* [Work required]:
The records follow. Filter them to the lines that hold "state".
● ● ● ● ● ● ●
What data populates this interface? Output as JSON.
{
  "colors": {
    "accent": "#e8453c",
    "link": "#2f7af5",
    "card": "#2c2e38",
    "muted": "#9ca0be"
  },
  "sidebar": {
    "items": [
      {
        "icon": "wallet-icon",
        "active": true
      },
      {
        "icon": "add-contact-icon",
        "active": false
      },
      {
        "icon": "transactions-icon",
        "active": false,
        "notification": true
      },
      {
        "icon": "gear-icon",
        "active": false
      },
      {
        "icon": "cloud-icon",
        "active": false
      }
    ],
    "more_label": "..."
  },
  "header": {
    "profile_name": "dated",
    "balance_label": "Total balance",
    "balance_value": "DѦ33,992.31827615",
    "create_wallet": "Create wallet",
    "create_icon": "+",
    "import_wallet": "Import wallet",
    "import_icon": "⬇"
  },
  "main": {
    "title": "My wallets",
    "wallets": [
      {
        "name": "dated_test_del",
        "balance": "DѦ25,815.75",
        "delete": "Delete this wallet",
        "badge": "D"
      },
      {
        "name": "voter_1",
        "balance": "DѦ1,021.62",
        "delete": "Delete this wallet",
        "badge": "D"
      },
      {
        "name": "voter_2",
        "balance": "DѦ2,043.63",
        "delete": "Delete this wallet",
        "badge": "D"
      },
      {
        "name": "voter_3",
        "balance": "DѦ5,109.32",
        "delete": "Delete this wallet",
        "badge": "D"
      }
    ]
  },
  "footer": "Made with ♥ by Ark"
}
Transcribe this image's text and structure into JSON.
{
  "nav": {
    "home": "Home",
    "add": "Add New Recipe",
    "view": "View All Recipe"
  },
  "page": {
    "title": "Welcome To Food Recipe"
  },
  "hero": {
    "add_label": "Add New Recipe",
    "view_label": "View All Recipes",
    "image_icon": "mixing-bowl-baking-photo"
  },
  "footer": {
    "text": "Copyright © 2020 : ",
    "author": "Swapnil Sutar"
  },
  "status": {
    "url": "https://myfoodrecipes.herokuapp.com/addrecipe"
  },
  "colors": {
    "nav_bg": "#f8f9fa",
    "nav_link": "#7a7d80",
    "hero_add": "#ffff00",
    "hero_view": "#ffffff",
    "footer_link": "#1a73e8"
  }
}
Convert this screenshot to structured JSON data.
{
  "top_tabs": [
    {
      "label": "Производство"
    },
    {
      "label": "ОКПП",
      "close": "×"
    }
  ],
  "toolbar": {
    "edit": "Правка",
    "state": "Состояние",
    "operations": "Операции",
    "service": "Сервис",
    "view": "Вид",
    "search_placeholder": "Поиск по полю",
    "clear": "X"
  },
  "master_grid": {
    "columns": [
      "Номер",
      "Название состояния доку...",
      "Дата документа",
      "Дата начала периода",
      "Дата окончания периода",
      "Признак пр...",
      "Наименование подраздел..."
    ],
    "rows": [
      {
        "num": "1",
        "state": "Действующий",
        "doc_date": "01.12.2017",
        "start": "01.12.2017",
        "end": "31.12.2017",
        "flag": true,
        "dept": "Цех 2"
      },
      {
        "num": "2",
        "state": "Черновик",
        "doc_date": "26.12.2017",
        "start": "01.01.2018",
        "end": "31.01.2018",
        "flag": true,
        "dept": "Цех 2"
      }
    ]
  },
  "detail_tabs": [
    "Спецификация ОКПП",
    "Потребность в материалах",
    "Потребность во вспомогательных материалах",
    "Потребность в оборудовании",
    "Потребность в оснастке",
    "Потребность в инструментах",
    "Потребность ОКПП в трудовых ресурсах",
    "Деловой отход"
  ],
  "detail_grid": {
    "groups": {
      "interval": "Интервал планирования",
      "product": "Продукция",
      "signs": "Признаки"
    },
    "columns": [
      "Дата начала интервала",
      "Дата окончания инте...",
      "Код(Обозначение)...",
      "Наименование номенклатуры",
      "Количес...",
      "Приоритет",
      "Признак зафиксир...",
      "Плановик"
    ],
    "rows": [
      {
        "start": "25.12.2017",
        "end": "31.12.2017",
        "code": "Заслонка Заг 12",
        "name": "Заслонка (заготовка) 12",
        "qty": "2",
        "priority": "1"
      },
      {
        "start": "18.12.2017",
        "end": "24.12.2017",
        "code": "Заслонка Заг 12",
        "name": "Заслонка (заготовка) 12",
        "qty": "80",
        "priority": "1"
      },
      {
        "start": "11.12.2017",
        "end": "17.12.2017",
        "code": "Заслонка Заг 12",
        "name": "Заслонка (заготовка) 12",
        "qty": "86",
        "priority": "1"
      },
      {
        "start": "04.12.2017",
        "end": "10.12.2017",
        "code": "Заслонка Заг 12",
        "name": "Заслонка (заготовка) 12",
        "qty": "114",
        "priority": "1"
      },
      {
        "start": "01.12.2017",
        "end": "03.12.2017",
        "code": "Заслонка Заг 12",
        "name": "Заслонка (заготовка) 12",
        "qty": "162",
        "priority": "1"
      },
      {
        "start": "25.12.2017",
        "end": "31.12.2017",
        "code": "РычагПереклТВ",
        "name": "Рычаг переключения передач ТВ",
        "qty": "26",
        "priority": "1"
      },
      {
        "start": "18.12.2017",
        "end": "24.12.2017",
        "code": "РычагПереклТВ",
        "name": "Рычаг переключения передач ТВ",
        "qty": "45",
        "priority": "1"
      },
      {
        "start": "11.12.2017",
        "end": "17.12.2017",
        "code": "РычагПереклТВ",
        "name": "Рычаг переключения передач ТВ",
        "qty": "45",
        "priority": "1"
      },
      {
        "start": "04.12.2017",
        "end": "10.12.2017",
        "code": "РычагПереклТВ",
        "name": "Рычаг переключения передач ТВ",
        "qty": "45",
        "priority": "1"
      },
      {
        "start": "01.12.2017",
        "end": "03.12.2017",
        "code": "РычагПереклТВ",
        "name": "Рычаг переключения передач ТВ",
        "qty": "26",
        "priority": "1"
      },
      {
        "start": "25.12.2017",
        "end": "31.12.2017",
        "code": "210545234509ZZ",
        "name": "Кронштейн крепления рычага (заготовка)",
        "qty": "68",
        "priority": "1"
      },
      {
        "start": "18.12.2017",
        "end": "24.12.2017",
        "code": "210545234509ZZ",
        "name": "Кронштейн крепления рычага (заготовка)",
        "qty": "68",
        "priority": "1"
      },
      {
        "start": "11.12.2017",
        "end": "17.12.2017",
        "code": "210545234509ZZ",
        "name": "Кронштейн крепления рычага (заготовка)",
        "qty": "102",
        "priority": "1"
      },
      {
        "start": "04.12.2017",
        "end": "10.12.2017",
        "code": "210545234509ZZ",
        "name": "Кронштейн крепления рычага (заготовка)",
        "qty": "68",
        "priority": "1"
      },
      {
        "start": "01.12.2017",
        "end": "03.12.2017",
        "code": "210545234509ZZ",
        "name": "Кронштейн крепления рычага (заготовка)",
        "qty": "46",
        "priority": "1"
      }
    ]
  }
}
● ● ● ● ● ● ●
* [Written solution]:
    "state": "Состояние",
        "state": "Действующий",
        "state": "Черновик",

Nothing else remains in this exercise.